Start of Block

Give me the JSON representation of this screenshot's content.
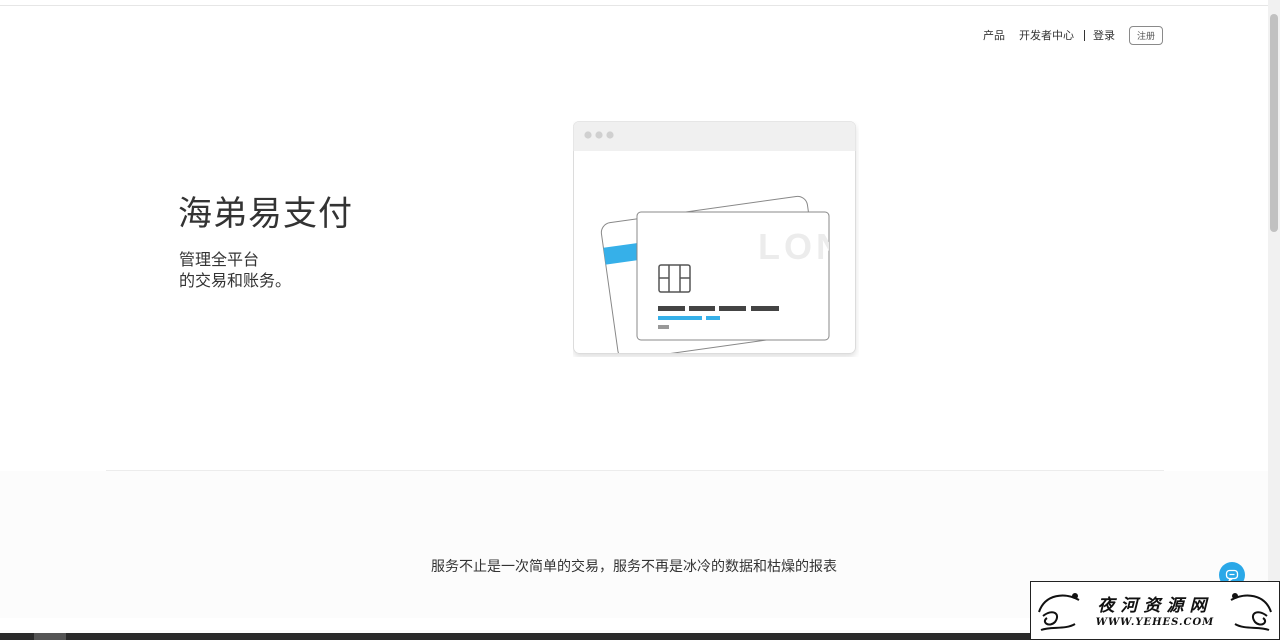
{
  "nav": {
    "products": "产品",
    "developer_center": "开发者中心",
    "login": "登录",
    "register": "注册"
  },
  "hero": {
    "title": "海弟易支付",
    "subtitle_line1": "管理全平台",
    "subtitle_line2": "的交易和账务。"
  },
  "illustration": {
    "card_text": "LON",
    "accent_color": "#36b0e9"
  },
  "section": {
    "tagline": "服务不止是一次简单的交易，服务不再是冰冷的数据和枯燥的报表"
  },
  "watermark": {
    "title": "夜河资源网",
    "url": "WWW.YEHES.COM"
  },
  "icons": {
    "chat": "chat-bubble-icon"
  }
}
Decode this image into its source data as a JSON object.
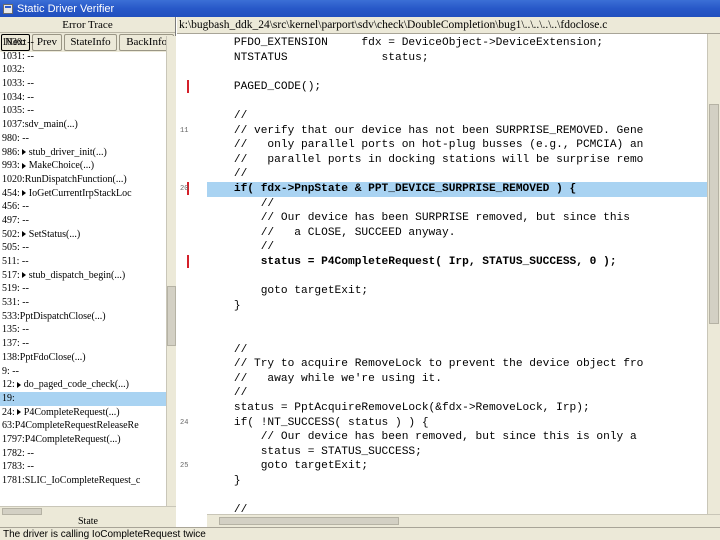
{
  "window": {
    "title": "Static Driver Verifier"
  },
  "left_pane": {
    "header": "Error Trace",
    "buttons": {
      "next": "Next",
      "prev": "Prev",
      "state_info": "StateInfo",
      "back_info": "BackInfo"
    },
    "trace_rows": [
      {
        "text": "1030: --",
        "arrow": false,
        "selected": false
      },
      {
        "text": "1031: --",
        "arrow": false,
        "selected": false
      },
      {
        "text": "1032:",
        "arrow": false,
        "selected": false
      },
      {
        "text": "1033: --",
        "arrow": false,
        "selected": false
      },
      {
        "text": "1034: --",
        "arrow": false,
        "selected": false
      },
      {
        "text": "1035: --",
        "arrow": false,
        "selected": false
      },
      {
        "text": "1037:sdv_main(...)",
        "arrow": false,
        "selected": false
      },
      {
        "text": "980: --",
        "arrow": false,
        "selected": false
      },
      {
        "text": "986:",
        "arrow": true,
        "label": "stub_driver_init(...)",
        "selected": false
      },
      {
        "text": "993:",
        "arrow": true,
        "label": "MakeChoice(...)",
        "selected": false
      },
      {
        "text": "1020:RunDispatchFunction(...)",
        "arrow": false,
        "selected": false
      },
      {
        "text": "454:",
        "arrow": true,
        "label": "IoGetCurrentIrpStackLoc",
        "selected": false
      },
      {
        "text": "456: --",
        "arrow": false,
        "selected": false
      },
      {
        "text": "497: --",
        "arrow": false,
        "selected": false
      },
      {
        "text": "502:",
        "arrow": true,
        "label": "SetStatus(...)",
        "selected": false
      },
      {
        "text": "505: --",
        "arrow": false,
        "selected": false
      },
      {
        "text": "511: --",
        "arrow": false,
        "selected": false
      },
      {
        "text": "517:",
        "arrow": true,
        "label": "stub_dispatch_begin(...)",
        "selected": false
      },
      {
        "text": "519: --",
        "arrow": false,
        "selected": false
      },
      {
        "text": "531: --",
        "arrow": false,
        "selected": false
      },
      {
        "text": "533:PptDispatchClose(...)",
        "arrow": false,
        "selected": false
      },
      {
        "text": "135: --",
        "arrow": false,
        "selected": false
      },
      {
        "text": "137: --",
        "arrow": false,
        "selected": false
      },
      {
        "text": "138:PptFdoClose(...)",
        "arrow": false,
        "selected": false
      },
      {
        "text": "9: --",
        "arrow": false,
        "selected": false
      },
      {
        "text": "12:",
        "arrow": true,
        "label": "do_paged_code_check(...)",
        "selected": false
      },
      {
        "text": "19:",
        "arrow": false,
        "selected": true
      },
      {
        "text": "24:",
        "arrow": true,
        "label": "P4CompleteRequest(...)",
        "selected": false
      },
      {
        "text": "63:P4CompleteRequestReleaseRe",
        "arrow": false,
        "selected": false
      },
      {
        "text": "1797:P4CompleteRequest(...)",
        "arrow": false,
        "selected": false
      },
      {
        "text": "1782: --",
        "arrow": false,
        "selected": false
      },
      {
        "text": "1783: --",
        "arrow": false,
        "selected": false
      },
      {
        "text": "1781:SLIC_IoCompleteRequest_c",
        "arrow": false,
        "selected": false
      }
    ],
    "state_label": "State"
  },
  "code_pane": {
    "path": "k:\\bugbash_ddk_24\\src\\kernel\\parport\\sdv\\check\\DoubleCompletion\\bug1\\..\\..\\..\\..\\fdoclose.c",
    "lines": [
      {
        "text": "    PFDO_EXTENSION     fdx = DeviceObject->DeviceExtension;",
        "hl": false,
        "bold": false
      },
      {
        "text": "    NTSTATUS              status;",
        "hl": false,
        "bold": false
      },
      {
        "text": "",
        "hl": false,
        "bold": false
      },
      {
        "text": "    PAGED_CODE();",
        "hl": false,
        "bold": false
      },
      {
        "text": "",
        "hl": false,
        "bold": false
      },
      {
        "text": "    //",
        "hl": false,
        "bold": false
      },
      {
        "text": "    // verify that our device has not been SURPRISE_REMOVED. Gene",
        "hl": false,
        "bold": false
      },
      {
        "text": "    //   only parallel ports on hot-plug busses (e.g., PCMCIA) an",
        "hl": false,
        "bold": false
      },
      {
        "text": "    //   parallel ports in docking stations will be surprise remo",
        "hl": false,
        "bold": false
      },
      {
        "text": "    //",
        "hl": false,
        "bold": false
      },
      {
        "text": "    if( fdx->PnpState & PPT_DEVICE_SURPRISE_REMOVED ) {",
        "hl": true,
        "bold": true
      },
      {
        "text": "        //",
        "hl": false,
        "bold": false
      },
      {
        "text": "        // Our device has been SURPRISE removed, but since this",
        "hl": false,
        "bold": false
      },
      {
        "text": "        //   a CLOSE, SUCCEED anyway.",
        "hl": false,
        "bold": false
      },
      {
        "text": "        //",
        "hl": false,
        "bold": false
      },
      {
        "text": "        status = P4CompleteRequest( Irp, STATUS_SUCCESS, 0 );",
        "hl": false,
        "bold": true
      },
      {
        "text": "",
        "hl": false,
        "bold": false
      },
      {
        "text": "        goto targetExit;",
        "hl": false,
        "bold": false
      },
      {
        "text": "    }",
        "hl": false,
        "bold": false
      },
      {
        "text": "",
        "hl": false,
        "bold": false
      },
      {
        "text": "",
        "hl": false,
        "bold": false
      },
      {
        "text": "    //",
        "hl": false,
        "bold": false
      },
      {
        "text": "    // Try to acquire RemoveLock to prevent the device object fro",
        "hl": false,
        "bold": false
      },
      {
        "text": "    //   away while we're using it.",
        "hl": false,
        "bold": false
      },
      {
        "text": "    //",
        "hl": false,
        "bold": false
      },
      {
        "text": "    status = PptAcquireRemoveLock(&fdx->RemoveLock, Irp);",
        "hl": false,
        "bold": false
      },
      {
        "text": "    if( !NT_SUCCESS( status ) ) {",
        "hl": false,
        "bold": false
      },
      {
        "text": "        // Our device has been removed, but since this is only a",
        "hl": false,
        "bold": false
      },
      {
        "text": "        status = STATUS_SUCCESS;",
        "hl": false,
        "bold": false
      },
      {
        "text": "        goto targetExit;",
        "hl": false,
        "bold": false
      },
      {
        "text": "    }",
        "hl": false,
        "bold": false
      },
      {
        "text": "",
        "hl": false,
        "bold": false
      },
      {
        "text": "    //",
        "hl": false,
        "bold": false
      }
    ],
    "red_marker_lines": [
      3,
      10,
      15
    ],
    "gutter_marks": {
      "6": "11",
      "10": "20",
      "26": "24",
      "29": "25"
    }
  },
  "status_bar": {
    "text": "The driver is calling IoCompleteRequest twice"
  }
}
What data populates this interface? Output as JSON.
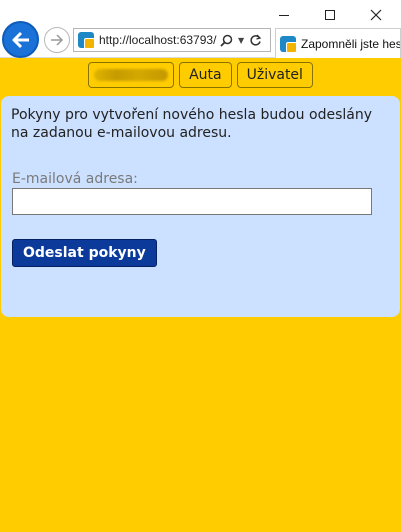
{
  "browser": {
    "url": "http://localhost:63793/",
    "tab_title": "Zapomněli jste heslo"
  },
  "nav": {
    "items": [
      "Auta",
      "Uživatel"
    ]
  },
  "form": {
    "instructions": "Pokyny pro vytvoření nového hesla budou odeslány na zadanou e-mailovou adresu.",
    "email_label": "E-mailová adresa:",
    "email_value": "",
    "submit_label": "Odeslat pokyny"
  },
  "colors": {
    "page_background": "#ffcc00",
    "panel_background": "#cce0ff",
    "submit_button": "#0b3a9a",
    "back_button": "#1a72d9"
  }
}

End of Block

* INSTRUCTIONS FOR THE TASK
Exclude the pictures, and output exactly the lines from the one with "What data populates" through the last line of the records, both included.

* ANSWER FOR THE TASK
What data populates this interface? Output as JSON.
{
  "browser": {
    "url": "http://localhost:63793/",
    "tab_title": "Zapomněli jste heslo"
  },
  "nav": {
    "items": [
      "Auta",
      "Uživatel"
    ]
  },
  "form": {
    "instructions": "Pokyny pro vytvoření nového hesla budou odeslány na zadanou e-mailovou adresu.",
    "email_label": "E-mailová adresa:",
    "email_value": "",
    "submit_label": "Odeslat pokyny"
  },
  "colors": {
    "page_background": "#ffcc00",
    "panel_background": "#cce0ff",
    "submit_button": "#0b3a9a",
    "back_button": "#1a72d9"
  }
}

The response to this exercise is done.